Hello again, this is Processing Archivist Kathleen Carter with more information on progress of the Alofsin archive.
As the processing of this collection comes to a close (things are nearly complete!) I’ve been at work on two standout areas of the collection: Anthony Alofsin’s student work from his years studying architecture at Harvard University and Columbia University and his professional work as an architect. In step with materials I’ve already processed, both contain a wealth of information and a large number of stunning visual materials. These are also the areas of the collection that contain the largest number of drawings by Alofsin, which currently fill a flat file cabinet.
Alofsin attended the Harvard Graduate School of Design (GSD) from 1978-1981 and began researching the history of the GSD and design pedagogy there (which eventually led to his book on the history of the GSD, The Struggle for Modernism, published in 2002). The archive includes his course notes and design work, including architectural sketches and drawings and a model built as one of his first projects for the school. The Alofsin archive also includes notes and work created during his time at the Department of Art History and Archaeology at Columbia University, where he received Master of Philosophy and Ph.D. degrees. It was there that Alofsin began his research on Frank Lloyd Wright, and his doctoral dissertation was on Wright’s connections to Europe.

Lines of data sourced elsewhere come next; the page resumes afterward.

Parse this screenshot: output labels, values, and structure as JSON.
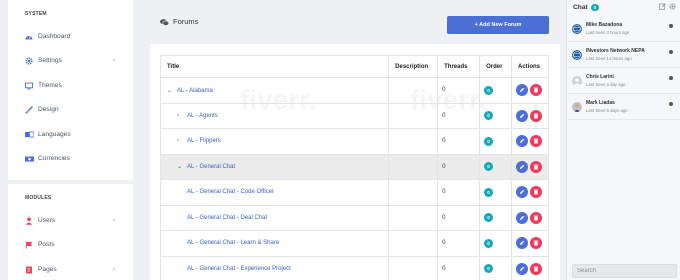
{
  "sidebar": {
    "system_heading": "SYSTEM",
    "system_items": [
      {
        "label": "Dashboard",
        "icon": "dashboard-icon",
        "color": "#4c6fd6",
        "has_chevron": false
      },
      {
        "label": "Settings",
        "icon": "gear-icon",
        "color": "#4c6fd6",
        "has_chevron": true
      },
      {
        "label": "Themes",
        "icon": "monitor-icon",
        "color": "#4c6fd6",
        "has_chevron": false
      },
      {
        "label": "Design",
        "icon": "brush-icon",
        "color": "#4c6fd6",
        "has_chevron": false
      },
      {
        "label": "Languages",
        "icon": "languages-icon",
        "color": "#4c6fd6",
        "has_chevron": false
      },
      {
        "label": "Currencies",
        "icon": "currency-icon",
        "color": "#4c6fd6",
        "has_chevron": false
      }
    ],
    "modules_heading": "MODULES",
    "module_items": [
      {
        "label": "Users",
        "icon": "user-icon",
        "color": "#e8455a",
        "has_chevron": true
      },
      {
        "label": "Posts",
        "icon": "flag-icon",
        "color": "#e8455a",
        "has_chevron": false
      },
      {
        "label": "Pages",
        "icon": "pages-icon",
        "color": "#e8455a",
        "has_chevron": true
      }
    ]
  },
  "main": {
    "title": "Forums",
    "title_icon": "comments-icon",
    "add_button_label": "+ Add New Forum",
    "table": {
      "headers": [
        "Title",
        "Description",
        "Threads",
        "Order",
        "Actions"
      ],
      "rows": [
        {
          "title": "AL - Alabama",
          "caret": "⌄",
          "level": 0,
          "threads": "0",
          "order": "0",
          "highlight": false
        },
        {
          "title": "AL - Agents",
          "caret": "›",
          "level": 1,
          "threads": "0",
          "order": "0",
          "highlight": false
        },
        {
          "title": "AL - Flippers",
          "caret": "›",
          "level": 1,
          "threads": "0",
          "order": "0",
          "highlight": false
        },
        {
          "title": "AL - General Chat",
          "caret": "⌄",
          "level": 1,
          "threads": "0",
          "order": "0",
          "highlight": true
        },
        {
          "title": "AL - General Chat - Code Officer",
          "caret": "",
          "level": 2,
          "threads": "0",
          "order": "0",
          "highlight": false
        },
        {
          "title": "AL - General Chat - Deal Chat",
          "caret": "",
          "level": 2,
          "threads": "0",
          "order": "0",
          "highlight": false
        },
        {
          "title": "AL - General Chat - Learn & Share",
          "caret": "",
          "level": 2,
          "threads": "0",
          "order": "0",
          "highlight": false
        },
        {
          "title": "AL - General Chat - Experience Project",
          "caret": "",
          "level": 2,
          "threads": "0",
          "order": "0",
          "highlight": false
        }
      ]
    }
  },
  "chat": {
    "title": "Chat",
    "count": "0",
    "search_placeholder": "Search",
    "contacts": [
      {
        "name": "Mike Bazadona",
        "seen": "Last Seen 3 hours ago",
        "avatar": "globe-avatar"
      },
      {
        "name": "INvestors Network NEPA",
        "seen": "Last Seen 14 hours ago",
        "avatar": "globe-avatar"
      },
      {
        "name": "Chris Larini",
        "seen": "Last Seen a day ago",
        "avatar": "default-avatar"
      },
      {
        "name": "Mark Liadas",
        "seen": "Last Seen 5 days ago",
        "avatar": "photo-avatar"
      }
    ]
  },
  "colors": {
    "accent": "#4c6fd6",
    "teal": "#16a8b5",
    "danger": "#ee3b5b"
  }
}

After completing his education and in addition to his teaching position with the School of Architecture at The University of Texas at Austin, Alofsin worked professionally as an architect. He designed his own residences, including a house and condominium in Austin, Texas, in addition to building homes for clients. This year he was named a Fellow of the American Institute of Architects (FAIA), the highest membership honor reserved for architects who have made substantial contributions to the field.
Architectural plans as well as reports and documentation from every stage of the design process are included in the Alofsin archive. As with previous materials, I have carefully rehoused and inventoried all of the materials regarding Alofsin’s professional work. Both his student work and his professional work are organized and have been described in the finding aid of the collection to be available to researchers.
With these parts of the archive rehoused and inventoried, the project is getting close to completion! Remaining are some of Alofsin’s personal correspondence and administrative documents from his work as professor with the School of Architecture.